At the beginning of this year’s CES show, I posted a podcast about 8K televisions. I basically said, don’t buy one. I stand behind that, even though I’ve now seen the televisions and I have to admit, they look gorgeous. The reasons I gave are good ones: there’s no content and there isn’t likely to be. The price-to-value equation isn’t there. But, since you’re likely to see a lot more discussion about 8K, it might be time to go into some more detail.
What is 8K television?
8K television has a resolution of 7680×4320, which is four times the number of dots as 4K. This graphic from Wikipedia shows the relative number of pixels between current TV formats:
This picture and others like it have been around for years to show people how much more detail is possible with different kinds of TVs. However what it doesn’t account for is the actual content itself.
There is no 8K content right now other than a few test broadcasts. Just like the way that HDTVs make SD content look its best, you can use an 8K television to get the best possible quality out of lesser resolutions. The TV can even create smooth lines where none exist, giving you an impression that the image looks better.
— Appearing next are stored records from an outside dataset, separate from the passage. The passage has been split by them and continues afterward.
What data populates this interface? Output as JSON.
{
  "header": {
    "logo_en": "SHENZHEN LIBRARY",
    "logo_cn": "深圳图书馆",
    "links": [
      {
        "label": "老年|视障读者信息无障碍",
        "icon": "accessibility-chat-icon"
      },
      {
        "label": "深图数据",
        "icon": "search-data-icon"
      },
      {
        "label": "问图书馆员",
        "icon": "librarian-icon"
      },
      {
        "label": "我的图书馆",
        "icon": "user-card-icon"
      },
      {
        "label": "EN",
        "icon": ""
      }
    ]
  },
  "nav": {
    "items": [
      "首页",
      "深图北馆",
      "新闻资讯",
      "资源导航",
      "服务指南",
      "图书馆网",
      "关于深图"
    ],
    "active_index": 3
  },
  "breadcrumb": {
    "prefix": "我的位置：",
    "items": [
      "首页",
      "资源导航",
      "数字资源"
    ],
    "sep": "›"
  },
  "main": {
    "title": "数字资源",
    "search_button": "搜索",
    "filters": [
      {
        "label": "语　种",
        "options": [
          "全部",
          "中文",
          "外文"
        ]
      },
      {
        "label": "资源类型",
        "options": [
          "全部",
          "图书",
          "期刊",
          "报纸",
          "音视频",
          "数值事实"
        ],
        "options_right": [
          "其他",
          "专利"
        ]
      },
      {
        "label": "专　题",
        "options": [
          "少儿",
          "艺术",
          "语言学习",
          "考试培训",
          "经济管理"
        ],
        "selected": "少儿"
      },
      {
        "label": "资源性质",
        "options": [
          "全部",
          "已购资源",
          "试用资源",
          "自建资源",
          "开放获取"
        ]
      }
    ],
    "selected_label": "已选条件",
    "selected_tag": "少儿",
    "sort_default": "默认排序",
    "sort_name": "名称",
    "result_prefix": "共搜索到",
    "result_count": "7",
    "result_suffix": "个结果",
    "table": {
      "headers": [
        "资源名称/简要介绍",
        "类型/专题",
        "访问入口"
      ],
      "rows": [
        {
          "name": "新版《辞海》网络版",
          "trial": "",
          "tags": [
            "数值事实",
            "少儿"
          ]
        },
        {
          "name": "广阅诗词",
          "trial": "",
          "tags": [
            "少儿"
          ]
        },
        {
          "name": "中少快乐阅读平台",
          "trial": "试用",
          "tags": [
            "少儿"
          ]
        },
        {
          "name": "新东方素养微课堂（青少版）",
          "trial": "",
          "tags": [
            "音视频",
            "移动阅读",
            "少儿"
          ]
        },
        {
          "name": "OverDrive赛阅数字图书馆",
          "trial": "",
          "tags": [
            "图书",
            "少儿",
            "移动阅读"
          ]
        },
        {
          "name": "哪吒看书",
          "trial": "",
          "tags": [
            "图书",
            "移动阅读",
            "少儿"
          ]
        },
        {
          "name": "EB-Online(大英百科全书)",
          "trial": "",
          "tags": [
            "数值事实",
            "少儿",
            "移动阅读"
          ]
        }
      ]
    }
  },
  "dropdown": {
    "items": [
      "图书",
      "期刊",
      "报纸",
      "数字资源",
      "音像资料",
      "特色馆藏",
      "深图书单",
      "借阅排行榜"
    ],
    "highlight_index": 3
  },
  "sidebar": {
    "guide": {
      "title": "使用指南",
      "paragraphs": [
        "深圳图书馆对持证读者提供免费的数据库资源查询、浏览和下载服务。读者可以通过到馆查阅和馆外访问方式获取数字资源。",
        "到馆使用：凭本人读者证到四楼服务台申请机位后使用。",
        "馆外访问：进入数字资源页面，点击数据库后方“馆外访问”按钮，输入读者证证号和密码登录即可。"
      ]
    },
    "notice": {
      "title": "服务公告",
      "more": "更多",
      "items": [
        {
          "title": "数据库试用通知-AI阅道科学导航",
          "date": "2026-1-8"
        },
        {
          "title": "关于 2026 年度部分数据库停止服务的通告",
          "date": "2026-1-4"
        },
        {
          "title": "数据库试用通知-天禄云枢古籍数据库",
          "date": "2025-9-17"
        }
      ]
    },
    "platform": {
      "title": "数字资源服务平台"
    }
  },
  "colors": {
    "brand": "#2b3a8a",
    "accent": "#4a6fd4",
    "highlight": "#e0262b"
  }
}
However, none of that makes up for the fact that there just isn’t any detail there. If you were to stand right up against an 8K television you’d see that there simply isn’t any detail other than what you get in the 4K or HD signal. In true 8K, you would be able to read tiny letters and see tiny details like you can with your phone. Phones use ultra-high definition screens so that everything looks smooth. Of course it’s the tiny letters where you can really see the difference.
Where will 8K even be used?
I think that you’ll see 8K for digital signage. This was one of the first markets to really embrace HD and 4K when it came out. With 8K you can have larger and larger signs which still look highly realistic. Although the video playback may be HD or even worse, the letters on fixed signage will be nice and clear. This will help you out in airports, restaurants and shops where it really makes a difference. You’ll be able to see fine letters and read the sign with less eyestrain.
I also suppose that you’ll see 8K in gaming but it’s going to be a few years before you see consumer level devices that can really render in 8K. In fact it’s just been a few years since you started to see game boxes that put out 4K.
Even if you have the money…
I said this in the podcast and I’ll say it again. We are at a very early stage with 8K. I guarantee there will be changes and you’ll find that today’s 8K TVs become obsolete quickly. They same thing happened with HD and 4K when they came out.
If you literally have nothing else to spend the money on, that’s fine but just don’t expect a return on your investment. Today’s 8K TVs will give way to “whatever’s next” very quickly.